Around two weeks ago, we told you what the codenames of Google's next-generation Pixel phones are (it's muskie and walleye, if you've forgotten). After we wrote that post, a Googler commenting on the commit where walleye first appeared actually linked to our story and gave a light ribbing to the author for using unreleased device codenames in the public gerrit, which we found amusing.
At some point after that, though, the reference to walleye as well as the comment linking to our story were removed. If you go to the commit now, walleye is nowhere to be seen. Which, I guess that makes sense? Read More
Google can't seem to make up its mind - at least when it comes to Chrome's New Tab Page. It received a massive change in Chrome 54, and was further altered in Chrome 56. Now, once again, the page has been updated in Chrome Dev 59. Read More
Ever since Google started allowing paid apps and games to temporarily go on sale, we've seen dozens of great deals. Perhaps in an effort to better highlight these sales, Google has added a 'Free App of the Week' section to the Google Play Store. Read More

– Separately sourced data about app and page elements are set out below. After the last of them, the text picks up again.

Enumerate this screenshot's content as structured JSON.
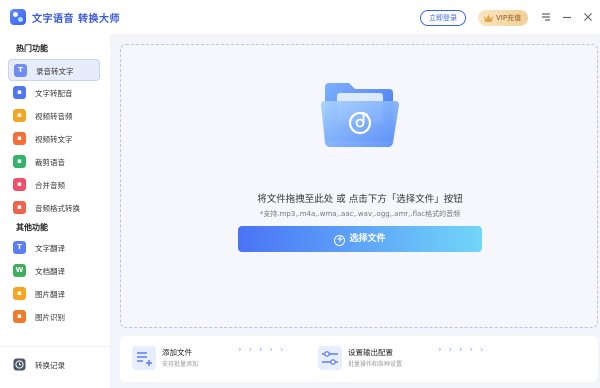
{
  "app": {
    "title": "文字语音 转换大师"
  },
  "header": {
    "login_label": "立即登录",
    "vip_label": "VIP充值"
  },
  "sidebar": {
    "hot_title": "热门功能",
    "other_title": "其他功能",
    "hot_items": [
      {
        "label": "录音转文字",
        "icon": "audio-to-text-icon",
        "glyph": "T",
        "color": "#6f8cf5"
      },
      {
        "label": "文字转配音",
        "icon": "microphone-icon",
        "glyph": "",
        "color": "#4f77f2"
      },
      {
        "label": "视频转音频",
        "icon": "video-to-audio-icon",
        "glyph": "",
        "color": "#f5a623"
      },
      {
        "label": "视频转文字",
        "icon": "video-to-text-icon",
        "glyph": "",
        "color": "#f46f3a"
      },
      {
        "label": "裁剪语音",
        "icon": "crop-audio-icon",
        "glyph": "",
        "color": "#35b36b"
      },
      {
        "label": "合并音频",
        "icon": "merge-audio-icon",
        "glyph": "",
        "color": "#ef4f6b"
      },
      {
        "label": "音频格式转换",
        "icon": "audio-format-icon",
        "glyph": "",
        "color": "#f0624d"
      }
    ],
    "other_items": [
      {
        "label": "文字翻译",
        "icon": "text-translate-icon",
        "glyph": "T",
        "color": "#5b7ff3"
      },
      {
        "label": "文档翻译",
        "icon": "doc-translate-icon",
        "glyph": "W",
        "color": "#3fae5c"
      },
      {
        "label": "图片翻译",
        "icon": "image-translate-icon",
        "glyph": "",
        "color": "#f5a623"
      },
      {
        "label": "图片识别",
        "icon": "image-recognize-icon",
        "glyph": "",
        "color": "#f07a2d"
      }
    ],
    "history_label": "转换记录"
  },
  "main": {
    "hint": "将文件拖拽至此处 或 点击下方「选择文件」按钮",
    "subhint": "*支持.mp3,.m4a,.wma,.aac,.wav,.ogg,.amr,.flac格式的音频",
    "select_button_label": "选择文件"
  },
  "bottom": {
    "add_title": "添加文件",
    "add_sub": "支持批量添加",
    "config_title": "设置输出配置",
    "config_sub": "批量操作和各种设置",
    "arrows": "› › › › ›"
  },
  "colors": {
    "accent": "#3b63f3",
    "gradient_end": "#72d6f8"
  }
}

If you own a Pixel or Pixel XL, you might have encountered an annoying bug where the phone's Bluetooth connection would randomly shut off. You could still turn it back on, but it could shut off again without warning. Not the kind of software quality you would expect from a $650+ device. Read More

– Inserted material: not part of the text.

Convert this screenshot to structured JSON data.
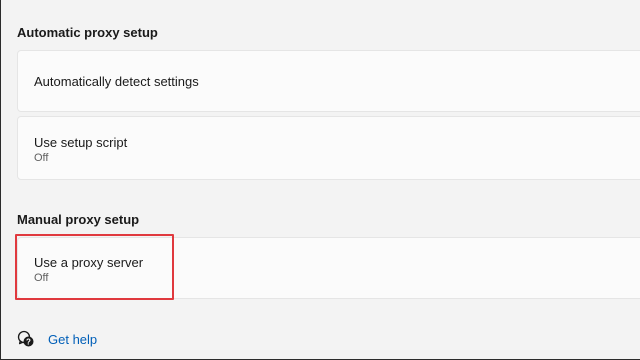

The past week has been the Big-O week for all of us involved in Google's ecosystem and the Android world. The follow-up to Android 7.0/7.1 Nougat was announced as Android O — full name still unknown — and the developer preview images were made available for those who want to test it out and check all the new features.
That caused our inboxes to overflow with tips of all the major and minor and super minor changes in Android O coming from our readers, and it got our team to work overtime to verify and report them. We still have many O feature spotlights on our to-do list, some of which we're still investigating, but in the meantime, we thought we'd put together one list of all the Android O features we've covered so far. Read More
Before there was Allo and Duo, before Hangouts was unveiled, there was Google Talk. In some ways, it was better than the Hangouts platform that replaced it. Talk had a real desktop app, and if you didn't like it, you could use any XMPP client to communicate. You could even send messages to users on other XMPP-powered services - a huge difference from today's proprietary messaging services. Read More
Multi-window was one of the biggest and most useful additions to Android 7.0 Nougat. It made its debut on Android with the Samsung Galaxy Note 2 all the way back in 2012, but it took a full four years to make its way into stock Android. It's since become a staple for many people; the convenience of watching a YouTube video while simultaneously scrolling through a Twitter or Facebook feed just can't be beat. With the O Developer Preview, Google has improved multi-window by enabling users to maintain a view of the app they've minimized when they head into the launcher, as well as expand or maximize it. Read More
Once upon a time, I was able to get most of my communication done through Hangouts. Between its support for standard SMS, Google Voice, and normal Hangouts conversations, it was an incredibly useful tool. It could even merge SMS and Hangouts conversations into the same thread, much like iMessage on the iPhone.
Over the past year or so, Google has been separating all this functionality into standalone apps. Google started asking SMS users to switch to Messages, then removed merged conversations, and finally launched a new separate Google Voice app. The company has also been trying to move people off Hangouts itself, with its new Allo and Duo apps. Read More
Chrome 58 has graduated to beta status, moving one step closer to the stable channel. This time around, Google has been working on new features for Progressive Web Apps (and normal sites), improvements to Chrome Custom Tabs, and more. Read More
Oh Android... you have the most modern and complicated of features, yet every once in a while we're reminded of one basic, really really really really basic, feature that you're still missing. Did you know that you can't easily choose a custom ringtone in Android AOSP? I didn't. I have used LG and Samsung phones for years and it's been ages since I tried to change the default ringtone (my phone is always silent anyway), so all I knew was that I could choose a file manually on these phones. AOSP? Not so. Wh---at?!
See, on Android Nougat in AOSP, if you go to change the ringtone, alarm sound, or notification sound, you can pick one of the default options. Read More